While a common workout goal of many men is to develop a muscular body, leanness plays a large part in the equation. Simply put: If you aren’t lean, you won’t see muscle definition. Most would rather err on the smaller side and have good muscle definition than work on getting “huge.” This preference leaves men questioning which approach is best: building muscle first and then working on becoming lean, or vice versa.
Since building muscle requires a hypercaloric state and losing body fat requires a hypocaloric state, it’s unlikely you’ll accomplish both processes at once. To see results you’ll need to pick the right type of training cycle.
Here are some things to consider when building muscle mass and picking the appropriate training cycle.
Consider how much body fat you want
The first thing you need to think about when determining which training cycle you’ll use is how much body fat you are comfortable sporting around. If you don’t mind carrying around a little extra weight while building muscle mass, you might be very comfortable with just diving right into a muscle-gaining program at the outset.
If, on the other hand, you find yourself frequently checking the mirror with disgust when you can pinch more than an inch or two on your waist, you’ll likely prefer getting lean first and then building muscle mass.
Consider how fast you want to build muscle
Building muscle mass takes calories. There is no way around this — you simply cannot build tissue of any sort without energy. And when there is more energy supplied than what is actually needed to build that muscle, the body also starts building — you guessed it — body fat.
Therefore, the best way to prevent extra body fat when building muscle mass is to limit the extra calories consumed.
Here’s the kicker, though: If you’re only eating 100 to 200 calories more than is required on a daily basis to stop any fat loss from accumulating, you won’t likely get very far. You’ll be lucky to gain a pound a month — and if this is the case, you’re going to be on one long muscle-gaining cycle. Some may be OK with this, but most want to see immediate changes.
Add to the fact that the body might speed up its metabolism to accommodate these extra calories and you might not see any weight gain at all — you’ll simply look the same as you do now.
Obviously, the more calories you eat, the better the chances of maximizing the muscle you’ll build. Everyone has a limit as to how much muscle they can physiologically build in a month’s time (for most men this is around one to three pounds with the rate slowing the larger you get), so if you want to max that out, you need to eat enough. You think you’re going to gain three pounds eating a measly 100 extra calories a day? That’s not going to happen; it takes about 2,500 to 3,500 calories a day to build a pound of body tissue, depending on whether this is fat or muscle mass.
Consider the p-ratio

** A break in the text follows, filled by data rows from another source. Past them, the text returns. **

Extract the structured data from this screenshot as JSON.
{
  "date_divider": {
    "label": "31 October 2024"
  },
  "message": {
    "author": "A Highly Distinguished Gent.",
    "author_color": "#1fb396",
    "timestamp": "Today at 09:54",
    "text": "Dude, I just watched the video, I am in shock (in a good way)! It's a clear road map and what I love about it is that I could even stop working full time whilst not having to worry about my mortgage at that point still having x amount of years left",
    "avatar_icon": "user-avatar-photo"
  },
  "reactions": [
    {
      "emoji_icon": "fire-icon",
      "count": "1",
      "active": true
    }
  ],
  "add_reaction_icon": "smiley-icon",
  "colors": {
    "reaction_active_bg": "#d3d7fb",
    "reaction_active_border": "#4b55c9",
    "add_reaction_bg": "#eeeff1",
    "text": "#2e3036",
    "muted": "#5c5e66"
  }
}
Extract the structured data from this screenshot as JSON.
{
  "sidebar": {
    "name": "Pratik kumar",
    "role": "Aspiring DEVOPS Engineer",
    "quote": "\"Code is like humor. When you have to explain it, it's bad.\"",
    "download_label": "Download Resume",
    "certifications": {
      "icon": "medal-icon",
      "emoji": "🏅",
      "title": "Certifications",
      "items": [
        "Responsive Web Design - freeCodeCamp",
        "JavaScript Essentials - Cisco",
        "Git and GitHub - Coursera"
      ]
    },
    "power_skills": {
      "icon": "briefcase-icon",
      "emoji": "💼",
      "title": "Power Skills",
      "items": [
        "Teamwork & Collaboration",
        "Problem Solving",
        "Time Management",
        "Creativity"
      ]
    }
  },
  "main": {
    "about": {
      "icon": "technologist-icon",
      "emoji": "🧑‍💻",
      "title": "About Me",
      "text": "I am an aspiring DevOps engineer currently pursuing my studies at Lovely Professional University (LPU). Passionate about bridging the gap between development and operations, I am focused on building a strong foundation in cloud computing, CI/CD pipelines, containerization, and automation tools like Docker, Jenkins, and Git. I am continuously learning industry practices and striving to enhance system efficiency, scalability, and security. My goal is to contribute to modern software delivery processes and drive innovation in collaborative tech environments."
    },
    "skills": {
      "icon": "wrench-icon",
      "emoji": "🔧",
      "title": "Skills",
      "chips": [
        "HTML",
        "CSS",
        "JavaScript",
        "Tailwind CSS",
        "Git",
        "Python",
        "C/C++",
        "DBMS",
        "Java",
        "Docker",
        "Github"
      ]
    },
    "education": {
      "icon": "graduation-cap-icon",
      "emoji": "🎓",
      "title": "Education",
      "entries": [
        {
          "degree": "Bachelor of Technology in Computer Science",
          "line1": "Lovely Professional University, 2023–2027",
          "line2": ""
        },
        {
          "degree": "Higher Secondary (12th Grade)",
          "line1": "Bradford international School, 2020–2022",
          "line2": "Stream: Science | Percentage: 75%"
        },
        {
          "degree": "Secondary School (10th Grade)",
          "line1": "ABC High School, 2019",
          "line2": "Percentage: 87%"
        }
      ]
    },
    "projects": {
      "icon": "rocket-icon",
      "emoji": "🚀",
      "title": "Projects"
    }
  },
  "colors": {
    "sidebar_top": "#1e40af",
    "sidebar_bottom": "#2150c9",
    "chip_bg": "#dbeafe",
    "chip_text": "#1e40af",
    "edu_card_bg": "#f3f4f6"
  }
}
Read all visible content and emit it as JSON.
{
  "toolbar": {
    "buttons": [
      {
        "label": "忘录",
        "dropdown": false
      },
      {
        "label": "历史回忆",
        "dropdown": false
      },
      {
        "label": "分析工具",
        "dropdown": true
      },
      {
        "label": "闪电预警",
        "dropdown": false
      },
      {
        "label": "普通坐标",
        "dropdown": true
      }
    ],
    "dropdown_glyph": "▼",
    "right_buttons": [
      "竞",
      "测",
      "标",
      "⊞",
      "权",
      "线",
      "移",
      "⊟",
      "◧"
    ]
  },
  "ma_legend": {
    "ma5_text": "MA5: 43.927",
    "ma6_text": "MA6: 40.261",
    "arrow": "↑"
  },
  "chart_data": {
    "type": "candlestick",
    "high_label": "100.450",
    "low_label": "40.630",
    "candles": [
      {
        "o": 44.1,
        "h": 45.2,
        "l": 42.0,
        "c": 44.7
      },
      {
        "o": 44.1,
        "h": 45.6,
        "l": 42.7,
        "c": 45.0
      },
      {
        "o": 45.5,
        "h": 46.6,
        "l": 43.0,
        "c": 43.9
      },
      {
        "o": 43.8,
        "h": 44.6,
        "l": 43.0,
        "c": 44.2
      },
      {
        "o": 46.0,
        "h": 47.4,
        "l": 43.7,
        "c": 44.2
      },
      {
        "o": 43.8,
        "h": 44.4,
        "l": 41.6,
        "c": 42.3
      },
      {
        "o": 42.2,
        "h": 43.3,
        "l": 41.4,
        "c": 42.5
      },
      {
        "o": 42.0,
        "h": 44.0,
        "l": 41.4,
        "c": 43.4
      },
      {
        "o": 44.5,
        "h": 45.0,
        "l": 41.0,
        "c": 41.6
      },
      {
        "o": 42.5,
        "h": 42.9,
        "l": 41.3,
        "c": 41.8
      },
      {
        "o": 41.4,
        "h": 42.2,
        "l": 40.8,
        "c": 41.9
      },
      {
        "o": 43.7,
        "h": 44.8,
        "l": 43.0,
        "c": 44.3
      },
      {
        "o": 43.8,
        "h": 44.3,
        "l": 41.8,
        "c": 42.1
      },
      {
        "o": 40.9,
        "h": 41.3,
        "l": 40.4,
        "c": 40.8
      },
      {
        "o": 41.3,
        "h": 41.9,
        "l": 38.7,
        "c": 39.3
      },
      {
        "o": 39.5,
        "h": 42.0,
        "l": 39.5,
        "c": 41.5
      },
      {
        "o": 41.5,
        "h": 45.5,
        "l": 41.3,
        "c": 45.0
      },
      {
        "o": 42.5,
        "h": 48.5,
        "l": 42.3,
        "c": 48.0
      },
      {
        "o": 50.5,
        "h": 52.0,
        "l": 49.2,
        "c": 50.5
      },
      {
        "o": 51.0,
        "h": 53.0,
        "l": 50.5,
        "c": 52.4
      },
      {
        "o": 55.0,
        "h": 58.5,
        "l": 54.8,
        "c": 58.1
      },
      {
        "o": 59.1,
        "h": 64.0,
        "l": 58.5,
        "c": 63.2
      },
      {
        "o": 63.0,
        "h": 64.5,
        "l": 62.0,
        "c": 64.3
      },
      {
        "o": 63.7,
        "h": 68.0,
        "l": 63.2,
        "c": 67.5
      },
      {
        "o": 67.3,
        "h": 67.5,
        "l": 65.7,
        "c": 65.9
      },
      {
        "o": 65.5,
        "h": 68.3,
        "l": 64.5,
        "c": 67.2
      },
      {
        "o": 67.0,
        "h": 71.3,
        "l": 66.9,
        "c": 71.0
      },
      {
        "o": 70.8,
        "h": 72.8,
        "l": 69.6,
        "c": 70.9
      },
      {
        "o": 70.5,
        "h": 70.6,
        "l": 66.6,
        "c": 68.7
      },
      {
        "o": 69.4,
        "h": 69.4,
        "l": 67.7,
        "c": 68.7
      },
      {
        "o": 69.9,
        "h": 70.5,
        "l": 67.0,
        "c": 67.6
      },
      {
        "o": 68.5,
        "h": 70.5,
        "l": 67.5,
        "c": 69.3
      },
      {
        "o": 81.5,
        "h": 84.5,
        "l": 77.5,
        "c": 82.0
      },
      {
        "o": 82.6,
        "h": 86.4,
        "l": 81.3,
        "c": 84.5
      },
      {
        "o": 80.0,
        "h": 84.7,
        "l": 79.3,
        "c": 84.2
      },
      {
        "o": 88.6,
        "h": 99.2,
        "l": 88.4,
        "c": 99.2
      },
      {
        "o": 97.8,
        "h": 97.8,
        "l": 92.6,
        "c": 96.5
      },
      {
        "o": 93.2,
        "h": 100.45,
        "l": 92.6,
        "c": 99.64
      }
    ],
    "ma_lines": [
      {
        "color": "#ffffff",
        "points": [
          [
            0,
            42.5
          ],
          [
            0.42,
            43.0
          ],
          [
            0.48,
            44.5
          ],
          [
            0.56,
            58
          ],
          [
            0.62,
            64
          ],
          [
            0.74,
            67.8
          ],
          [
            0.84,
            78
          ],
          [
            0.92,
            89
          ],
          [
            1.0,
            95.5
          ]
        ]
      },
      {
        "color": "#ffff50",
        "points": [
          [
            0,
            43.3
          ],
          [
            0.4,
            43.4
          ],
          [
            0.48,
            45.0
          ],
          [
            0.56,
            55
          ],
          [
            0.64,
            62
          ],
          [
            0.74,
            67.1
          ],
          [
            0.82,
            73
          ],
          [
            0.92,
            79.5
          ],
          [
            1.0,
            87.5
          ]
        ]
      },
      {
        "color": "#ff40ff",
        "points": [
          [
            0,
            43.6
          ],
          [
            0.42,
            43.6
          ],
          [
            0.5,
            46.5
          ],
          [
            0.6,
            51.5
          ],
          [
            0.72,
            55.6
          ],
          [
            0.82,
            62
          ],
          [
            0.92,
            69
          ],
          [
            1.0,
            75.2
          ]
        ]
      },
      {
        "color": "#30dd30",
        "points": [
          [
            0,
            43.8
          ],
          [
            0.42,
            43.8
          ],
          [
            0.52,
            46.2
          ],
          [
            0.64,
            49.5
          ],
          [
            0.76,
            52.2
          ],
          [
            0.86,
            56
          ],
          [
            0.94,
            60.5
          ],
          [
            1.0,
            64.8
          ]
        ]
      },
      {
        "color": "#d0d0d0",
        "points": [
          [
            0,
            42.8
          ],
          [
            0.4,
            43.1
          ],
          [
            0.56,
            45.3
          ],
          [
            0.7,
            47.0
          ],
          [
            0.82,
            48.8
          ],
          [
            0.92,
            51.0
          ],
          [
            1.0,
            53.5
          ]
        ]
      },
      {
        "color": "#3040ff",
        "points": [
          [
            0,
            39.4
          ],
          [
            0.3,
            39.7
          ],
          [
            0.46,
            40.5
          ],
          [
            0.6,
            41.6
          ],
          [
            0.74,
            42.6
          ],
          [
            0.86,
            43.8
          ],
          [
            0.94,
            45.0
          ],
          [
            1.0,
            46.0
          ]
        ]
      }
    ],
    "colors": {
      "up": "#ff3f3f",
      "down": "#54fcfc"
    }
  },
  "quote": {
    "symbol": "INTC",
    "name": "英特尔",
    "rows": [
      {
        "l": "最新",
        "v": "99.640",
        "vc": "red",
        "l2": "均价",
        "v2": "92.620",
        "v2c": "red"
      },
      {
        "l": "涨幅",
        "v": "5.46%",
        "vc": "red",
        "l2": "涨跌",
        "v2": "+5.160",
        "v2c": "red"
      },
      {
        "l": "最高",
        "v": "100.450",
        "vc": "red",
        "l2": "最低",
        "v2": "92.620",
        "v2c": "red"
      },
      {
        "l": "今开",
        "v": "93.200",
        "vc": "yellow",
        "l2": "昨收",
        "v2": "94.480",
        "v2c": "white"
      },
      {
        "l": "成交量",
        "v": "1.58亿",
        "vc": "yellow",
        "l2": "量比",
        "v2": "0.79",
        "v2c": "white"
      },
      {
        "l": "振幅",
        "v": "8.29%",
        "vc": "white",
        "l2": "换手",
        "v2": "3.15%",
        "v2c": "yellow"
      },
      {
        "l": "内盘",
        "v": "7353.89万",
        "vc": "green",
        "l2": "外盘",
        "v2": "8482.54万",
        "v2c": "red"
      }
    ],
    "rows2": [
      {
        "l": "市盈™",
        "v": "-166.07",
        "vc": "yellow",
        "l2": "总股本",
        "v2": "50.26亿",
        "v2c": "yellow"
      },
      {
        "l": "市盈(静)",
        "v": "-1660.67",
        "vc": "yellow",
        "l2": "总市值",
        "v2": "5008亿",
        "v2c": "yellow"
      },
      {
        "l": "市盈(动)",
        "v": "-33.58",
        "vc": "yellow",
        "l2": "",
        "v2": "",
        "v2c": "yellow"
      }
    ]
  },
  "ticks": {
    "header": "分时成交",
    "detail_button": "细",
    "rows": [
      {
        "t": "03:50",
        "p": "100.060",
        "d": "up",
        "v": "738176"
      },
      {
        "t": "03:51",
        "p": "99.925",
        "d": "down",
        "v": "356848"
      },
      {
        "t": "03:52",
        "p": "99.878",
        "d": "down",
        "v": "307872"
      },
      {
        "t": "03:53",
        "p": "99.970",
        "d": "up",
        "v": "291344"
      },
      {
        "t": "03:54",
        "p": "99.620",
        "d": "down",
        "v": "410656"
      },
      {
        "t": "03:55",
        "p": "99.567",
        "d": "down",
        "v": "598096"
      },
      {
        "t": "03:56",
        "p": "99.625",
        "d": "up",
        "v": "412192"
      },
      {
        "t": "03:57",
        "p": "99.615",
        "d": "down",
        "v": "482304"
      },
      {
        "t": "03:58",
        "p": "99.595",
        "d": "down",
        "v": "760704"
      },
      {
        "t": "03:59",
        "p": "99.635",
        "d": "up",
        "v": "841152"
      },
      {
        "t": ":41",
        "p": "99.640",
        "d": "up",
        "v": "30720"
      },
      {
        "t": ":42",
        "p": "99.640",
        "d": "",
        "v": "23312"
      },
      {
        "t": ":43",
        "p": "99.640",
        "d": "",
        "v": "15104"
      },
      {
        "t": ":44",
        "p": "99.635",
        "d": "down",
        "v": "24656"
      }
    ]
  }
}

The final factor to consider is the influence the P-ratio has on the type of weight you gain. Generally speaking, those who start leaner when trying to gain muscle mass have a tendency to put on weight that is leaner as well. Likewise, those who have a higher body fat percentage will add more mass in the form of body fat instead of muscle.
From this perspective, it helps to be leaner when trying to build muscle. So, how lean do you have to be? Generally, somewhere in the neighborhood of 8% to 15% works, which shouldn’t be hard — particularly if you’ve been going to the gym on a regular basis and practicing self-control over your dietary habits.
Do take note, however, that those who are leaner (with about 4% to 7% body fat) will gain more fat initially. At this point, their body is very lean and the body will be fighting to stay that way. So, when given extra calories, they’ll likely gain a couple of pounds of fat first to bring body fat levels up to a healthier range.
The end result
The best approach is to become as lean as you are comfortable with. Once this has been established, begin a moderate bulking period. Aim to eat 300 to 500 calories per day above your normal intake. Shoot for about a half to one pound per week of weight gain. If you aren’t gaining, increase your caloric intake; if you’re gaining too quickly, decrease your intake.
Add in a small dose of cardio as well, not only to maintain decent cardiovascular conditioning, but also because cardio helps with nutrient partitioning (directing the extra calories toward muscle tissue) and with creating a better overall environment for adding lean muscle mass.
Don’t go crazy with the cardio, though, since it’s obviously burning off the calories that could have been used to build muscle tissue.
If you are contemplating in which direction to go with your workout, consider these factors and lay out a solid 6- to 12-month plan that incorporates both “bulking” and “cutting” phases. By the end, you’ll have made good progress — so long as you stick with your goals and focus on achieving one at a time.